As indicated in a former post, the purpose of this reflection is to attempt to understand the extraordinary political success of populism over the last ten years (a success that is now seriously mitigated by inadequate responses to the pandemic). We will examine here just two aspects of this complex phenomenon: the theoretical basis of populism and its practical strategies.
Perhaps the most striking feature of populism is the manifest poverty of its theoretical basis. A few ideas (e.g. the people, national sovereignty, national identity), all of which are in themselves serious political themes, are preached with great superficiality and simple ignorance, in pursuit of the ideological objectives we considered in the last post. The key substantial theoretical issue, usually not clearly articulated, is representation. Those who vote for populist political positions are generally disillusioned with the current system of representation (usually via political parties) and believe that some form of direct democracy is a feasible alternative. Those of us who are not convinced of the feasibility of the alternatives proposed, would do well to take seriously this frustration – which is as old as democracy itself but has been accentuated by multiple factors in contemporary culture.

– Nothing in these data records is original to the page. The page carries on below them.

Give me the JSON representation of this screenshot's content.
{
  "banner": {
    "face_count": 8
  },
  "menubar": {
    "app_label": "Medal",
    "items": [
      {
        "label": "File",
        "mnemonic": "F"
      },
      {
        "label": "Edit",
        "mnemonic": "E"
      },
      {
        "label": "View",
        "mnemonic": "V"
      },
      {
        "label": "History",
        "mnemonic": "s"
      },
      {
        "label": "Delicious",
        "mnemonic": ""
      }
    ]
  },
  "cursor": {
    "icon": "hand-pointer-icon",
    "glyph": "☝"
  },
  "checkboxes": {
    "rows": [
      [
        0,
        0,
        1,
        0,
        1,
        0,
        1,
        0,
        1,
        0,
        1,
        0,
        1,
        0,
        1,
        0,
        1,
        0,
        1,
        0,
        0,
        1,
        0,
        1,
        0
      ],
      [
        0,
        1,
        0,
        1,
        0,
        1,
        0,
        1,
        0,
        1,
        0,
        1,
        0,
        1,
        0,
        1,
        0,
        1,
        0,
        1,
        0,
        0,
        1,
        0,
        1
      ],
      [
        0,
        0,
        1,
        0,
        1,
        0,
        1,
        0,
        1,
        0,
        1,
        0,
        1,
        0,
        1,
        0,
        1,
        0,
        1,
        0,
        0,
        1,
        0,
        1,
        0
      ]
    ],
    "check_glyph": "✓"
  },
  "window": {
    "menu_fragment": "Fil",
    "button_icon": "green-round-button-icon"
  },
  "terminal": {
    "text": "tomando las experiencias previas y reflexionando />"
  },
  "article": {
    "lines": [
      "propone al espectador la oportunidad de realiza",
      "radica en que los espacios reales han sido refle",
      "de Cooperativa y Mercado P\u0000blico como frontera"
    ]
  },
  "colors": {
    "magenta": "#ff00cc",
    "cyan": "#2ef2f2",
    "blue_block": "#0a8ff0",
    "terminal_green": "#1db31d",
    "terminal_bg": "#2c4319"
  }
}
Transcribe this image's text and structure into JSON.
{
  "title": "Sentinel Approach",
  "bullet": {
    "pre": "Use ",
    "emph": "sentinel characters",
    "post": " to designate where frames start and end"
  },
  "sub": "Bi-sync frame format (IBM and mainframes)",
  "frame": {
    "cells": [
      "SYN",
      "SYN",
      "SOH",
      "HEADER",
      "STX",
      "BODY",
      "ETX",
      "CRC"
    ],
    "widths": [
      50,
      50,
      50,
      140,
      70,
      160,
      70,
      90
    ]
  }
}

If populism is weak on the theoretical level, it has been seen to be a lot more vigorous on the practical level. Populism works politically in that it plays on the frustrations and fears of the disillusioned masses mentioned above. These include poor people but more generally are middleclass people who have been negatively affected by economic, social and political change. The populist politician, the so-called “charismatic leader”, addresses this frustration and anger by denouncing, often with violent and mindless rhetoric, those held responsible for this negative situation (the traditional political parties, the economic and political élite, the establishment). The efficacy of this process is hugely facilitated by the use of social media which tend to offer telegraphic and polemical solutions to complex political problems, to the point of propagating fake news.
Populism works in that it divides and polarizes. Experience has shown and continues to show that while this form of politics might be effective in attaining power it is utterly inadequate in maintaining that power, a dilemma that Machiavelli understood some 500 years ago.
Fr. Martin McKeever, CSsR